■ Problem to solve ■
Please output exactly the lines that run from the line with "Decode this image" through the final line of the data, inclusive, and nothing more.

■ Data provided ■

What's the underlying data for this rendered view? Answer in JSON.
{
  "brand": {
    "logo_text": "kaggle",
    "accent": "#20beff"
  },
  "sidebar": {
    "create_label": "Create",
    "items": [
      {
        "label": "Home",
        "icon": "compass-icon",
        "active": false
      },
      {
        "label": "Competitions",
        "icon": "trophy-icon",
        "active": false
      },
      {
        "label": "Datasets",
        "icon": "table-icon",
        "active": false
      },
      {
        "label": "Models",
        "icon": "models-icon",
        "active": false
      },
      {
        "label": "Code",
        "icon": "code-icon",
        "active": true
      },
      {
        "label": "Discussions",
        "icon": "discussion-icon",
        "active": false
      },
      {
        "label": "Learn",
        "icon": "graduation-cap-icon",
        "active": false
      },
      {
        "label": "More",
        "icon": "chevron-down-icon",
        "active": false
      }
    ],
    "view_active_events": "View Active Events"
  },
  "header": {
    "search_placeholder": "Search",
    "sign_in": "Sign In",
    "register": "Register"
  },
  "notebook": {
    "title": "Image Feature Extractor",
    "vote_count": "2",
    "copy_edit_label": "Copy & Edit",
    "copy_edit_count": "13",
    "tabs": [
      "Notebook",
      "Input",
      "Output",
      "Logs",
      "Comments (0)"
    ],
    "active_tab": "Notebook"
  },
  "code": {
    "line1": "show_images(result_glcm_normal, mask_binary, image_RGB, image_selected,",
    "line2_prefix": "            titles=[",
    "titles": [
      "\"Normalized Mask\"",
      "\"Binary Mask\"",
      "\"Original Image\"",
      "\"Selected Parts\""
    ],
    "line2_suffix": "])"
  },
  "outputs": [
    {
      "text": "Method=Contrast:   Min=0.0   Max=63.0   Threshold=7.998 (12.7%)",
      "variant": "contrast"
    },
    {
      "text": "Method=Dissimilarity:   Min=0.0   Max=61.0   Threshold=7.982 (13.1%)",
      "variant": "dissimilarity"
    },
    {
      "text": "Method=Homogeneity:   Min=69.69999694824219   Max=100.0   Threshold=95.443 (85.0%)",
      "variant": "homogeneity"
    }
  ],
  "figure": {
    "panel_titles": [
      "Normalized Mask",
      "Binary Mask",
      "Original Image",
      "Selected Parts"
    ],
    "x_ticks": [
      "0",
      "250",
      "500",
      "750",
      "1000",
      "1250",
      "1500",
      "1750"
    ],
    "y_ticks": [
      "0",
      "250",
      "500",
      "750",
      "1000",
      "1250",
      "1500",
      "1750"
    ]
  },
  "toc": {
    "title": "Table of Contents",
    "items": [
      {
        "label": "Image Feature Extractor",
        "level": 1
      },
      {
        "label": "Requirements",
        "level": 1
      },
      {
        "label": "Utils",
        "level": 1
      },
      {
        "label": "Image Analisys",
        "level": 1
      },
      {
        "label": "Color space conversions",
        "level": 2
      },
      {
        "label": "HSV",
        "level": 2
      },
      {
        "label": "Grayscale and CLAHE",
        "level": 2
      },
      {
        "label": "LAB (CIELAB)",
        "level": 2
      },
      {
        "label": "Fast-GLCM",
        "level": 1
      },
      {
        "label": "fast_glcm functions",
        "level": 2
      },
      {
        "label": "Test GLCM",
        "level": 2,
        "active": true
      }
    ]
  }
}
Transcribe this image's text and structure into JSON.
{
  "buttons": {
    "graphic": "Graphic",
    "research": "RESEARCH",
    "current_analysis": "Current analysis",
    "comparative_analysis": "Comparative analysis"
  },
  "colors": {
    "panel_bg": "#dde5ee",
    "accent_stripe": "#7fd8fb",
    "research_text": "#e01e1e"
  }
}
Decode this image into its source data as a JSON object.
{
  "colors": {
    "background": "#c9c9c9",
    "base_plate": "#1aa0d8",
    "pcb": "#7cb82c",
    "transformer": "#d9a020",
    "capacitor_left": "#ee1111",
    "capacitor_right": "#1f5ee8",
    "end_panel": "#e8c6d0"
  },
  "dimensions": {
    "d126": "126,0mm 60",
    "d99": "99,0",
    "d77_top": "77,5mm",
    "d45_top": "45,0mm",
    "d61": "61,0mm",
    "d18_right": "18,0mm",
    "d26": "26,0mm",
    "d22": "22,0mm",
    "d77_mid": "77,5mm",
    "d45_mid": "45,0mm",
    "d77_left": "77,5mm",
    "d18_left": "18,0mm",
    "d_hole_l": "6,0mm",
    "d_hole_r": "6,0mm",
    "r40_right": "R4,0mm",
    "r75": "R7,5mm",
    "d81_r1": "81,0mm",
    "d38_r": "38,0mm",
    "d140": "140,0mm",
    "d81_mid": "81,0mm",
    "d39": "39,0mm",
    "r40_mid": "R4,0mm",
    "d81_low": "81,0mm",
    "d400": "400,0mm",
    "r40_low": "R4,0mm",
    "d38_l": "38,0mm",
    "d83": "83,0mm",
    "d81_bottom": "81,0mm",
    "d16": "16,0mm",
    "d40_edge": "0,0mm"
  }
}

■ Response box ■
Decode this image into its source data as a JSON object.
{
  "colors": {
    "background": "#c9c9c9",
    "base_plate": "#1aa0d8",
    "pcb": "#7cb82c",
    "transformer": "#d9a020",
    "capacitor_left": "#ee1111",
    "capacitor_right": "#1f5ee8",
    "end_panel": "#e8c6d0"
  },
  "dimensions": {
    "d126": "126,0mm 60",
    "d99": "99,0",
    "d77_top": "77,5mm",
    "d45_top": "45,0mm",
    "d61": "61,0mm",
    "d18_right": "18,0mm",
    "d26": "26,0mm",
    "d22": "22,0mm",
    "d77_mid": "77,5mm",
    "d45_mid": "45,0mm",
    "d77_left": "77,5mm",
    "d18_left": "18,0mm",
    "d_hole_l": "6,0mm",
    "d_hole_r": "6,0mm",
    "r40_right": "R4,0mm",
    "r75": "R7,5mm",
    "d81_r1": "81,0mm",
    "d38_r": "38,0mm",
    "d140": "140,0mm",
    "d81_mid": "81,0mm",
    "d39": "39,0mm",
    "r40_mid": "R4,0mm",
    "d81_low": "81,0mm",
    "d400": "400,0mm",
    "r40_low": "R4,0mm",
    "d38_l": "38,0mm",
    "d83": "83,0mm",
    "d81_bottom": "81,0mm",
    "d16": "16,0mm",
    "d40_edge": "0,0mm"
  }
}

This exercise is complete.